> [DATA IN THIS EXERCISE]
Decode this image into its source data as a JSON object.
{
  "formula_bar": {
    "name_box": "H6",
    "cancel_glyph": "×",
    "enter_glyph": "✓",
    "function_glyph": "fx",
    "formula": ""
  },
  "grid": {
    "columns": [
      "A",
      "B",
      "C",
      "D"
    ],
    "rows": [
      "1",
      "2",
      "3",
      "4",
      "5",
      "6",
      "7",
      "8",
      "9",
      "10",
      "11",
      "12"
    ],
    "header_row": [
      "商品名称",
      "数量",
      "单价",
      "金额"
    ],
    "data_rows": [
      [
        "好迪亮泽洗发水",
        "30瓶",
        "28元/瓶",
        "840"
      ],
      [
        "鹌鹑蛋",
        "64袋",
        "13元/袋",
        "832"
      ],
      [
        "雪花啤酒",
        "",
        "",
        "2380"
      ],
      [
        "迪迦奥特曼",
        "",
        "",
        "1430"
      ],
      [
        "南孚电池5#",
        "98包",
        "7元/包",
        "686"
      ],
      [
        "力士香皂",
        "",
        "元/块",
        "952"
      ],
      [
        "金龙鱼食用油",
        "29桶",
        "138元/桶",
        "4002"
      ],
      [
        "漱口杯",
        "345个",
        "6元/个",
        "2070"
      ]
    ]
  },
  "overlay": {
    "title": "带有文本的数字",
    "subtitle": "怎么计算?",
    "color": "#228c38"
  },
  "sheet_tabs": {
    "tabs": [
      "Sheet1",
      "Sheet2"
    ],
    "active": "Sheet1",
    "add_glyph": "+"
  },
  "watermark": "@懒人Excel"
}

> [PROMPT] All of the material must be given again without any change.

> [ANSWER TO THIS EXERCISE]
Decode this image into its source data as a JSON object.
{
  "formula_bar": {
    "name_box": "H6",
    "cancel_glyph": "×",
    "enter_glyph": "✓",
    "function_glyph": "fx",
    "formula": ""
  },
  "grid": {
    "columns": [
      "A",
      "B",
      "C",
      "D"
    ],
    "rows": [
      "1",
      "2",
      "3",
      "4",
      "5",
      "6",
      "7",
      "8",
      "9",
      "10",
      "11",
      "12"
    ],
    "header_row": [
      "商品名称",
      "数量",
      "单价",
      "金额"
    ],
    "data_rows": [
      [
        "好迪亮泽洗发水",
        "30瓶",
        "28元/瓶",
        "840"
      ],
      [
        "鹌鹑蛋",
        "64袋",
        "13元/袋",
        "832"
      ],
      [
        "雪花啤酒",
        "",
        "",
        "2380"
      ],
      [
        "迪迦奥特曼",
        "",
        "",
        "1430"
      ],
      [
        "南孚电池5#",
        "98包",
        "7元/包",
        "686"
      ],
      [
        "力士香皂",
        "",
        "元/块",
        "952"
      ],
      [
        "金龙鱼食用油",
        "29桶",
        "138元/桶",
        "4002"
      ],
      [
        "漱口杯",
        "345个",
        "6元/个",
        "2070"
      ]
    ]
  },
  "overlay": {
    "title": "带有文本的数字",
    "subtitle": "怎么计算?",
    "color": "#228c38"
  },
  "sheet_tabs": {
    "tabs": [
      "Sheet1",
      "Sheet2"
    ],
    "active": "Sheet1",
    "add_glyph": "+"
  },
  "watermark": "@懒人Excel"
}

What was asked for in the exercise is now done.